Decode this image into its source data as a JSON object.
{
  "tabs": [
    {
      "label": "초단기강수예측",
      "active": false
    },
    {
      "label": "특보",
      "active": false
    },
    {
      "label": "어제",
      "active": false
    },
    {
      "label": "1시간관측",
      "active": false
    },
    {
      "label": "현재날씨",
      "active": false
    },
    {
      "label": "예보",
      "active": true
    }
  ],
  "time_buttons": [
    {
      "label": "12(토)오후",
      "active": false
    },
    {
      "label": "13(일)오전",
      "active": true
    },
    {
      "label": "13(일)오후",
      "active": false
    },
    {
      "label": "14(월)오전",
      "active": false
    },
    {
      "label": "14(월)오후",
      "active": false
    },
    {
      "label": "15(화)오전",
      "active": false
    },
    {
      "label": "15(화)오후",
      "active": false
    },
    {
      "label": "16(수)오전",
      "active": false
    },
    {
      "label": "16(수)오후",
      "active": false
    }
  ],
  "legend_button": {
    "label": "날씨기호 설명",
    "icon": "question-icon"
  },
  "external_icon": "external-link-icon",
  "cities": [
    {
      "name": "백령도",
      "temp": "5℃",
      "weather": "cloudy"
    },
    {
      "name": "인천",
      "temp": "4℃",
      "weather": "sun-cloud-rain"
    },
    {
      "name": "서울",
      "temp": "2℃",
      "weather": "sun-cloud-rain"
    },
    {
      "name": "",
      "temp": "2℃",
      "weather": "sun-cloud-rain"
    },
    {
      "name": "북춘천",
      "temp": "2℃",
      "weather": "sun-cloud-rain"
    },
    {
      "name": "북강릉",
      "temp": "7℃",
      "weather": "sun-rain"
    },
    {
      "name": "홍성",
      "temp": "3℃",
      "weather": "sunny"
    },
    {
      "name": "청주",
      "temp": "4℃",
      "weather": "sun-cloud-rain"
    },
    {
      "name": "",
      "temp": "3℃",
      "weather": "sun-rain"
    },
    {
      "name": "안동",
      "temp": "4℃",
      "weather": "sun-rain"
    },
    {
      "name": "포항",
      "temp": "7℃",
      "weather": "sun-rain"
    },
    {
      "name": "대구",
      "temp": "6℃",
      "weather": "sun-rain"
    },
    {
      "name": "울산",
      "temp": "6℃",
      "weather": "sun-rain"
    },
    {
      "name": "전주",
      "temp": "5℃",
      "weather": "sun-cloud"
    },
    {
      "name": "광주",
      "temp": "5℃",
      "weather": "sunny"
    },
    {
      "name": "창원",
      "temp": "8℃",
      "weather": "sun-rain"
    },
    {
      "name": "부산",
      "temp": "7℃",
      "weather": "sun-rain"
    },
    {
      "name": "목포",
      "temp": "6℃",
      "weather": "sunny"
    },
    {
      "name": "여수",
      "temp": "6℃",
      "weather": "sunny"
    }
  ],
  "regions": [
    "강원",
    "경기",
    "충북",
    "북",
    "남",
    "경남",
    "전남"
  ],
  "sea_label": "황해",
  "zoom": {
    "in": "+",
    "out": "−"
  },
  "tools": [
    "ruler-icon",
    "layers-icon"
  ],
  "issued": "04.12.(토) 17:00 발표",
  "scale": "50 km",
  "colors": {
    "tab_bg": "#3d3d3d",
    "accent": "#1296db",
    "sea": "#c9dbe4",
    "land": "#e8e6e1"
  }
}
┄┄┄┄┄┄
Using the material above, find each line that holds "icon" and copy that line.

REPLY>
    "icon": "question-icon"
  "external_icon": "external-link-icon",
    "ruler-icon",
    "layers-icon"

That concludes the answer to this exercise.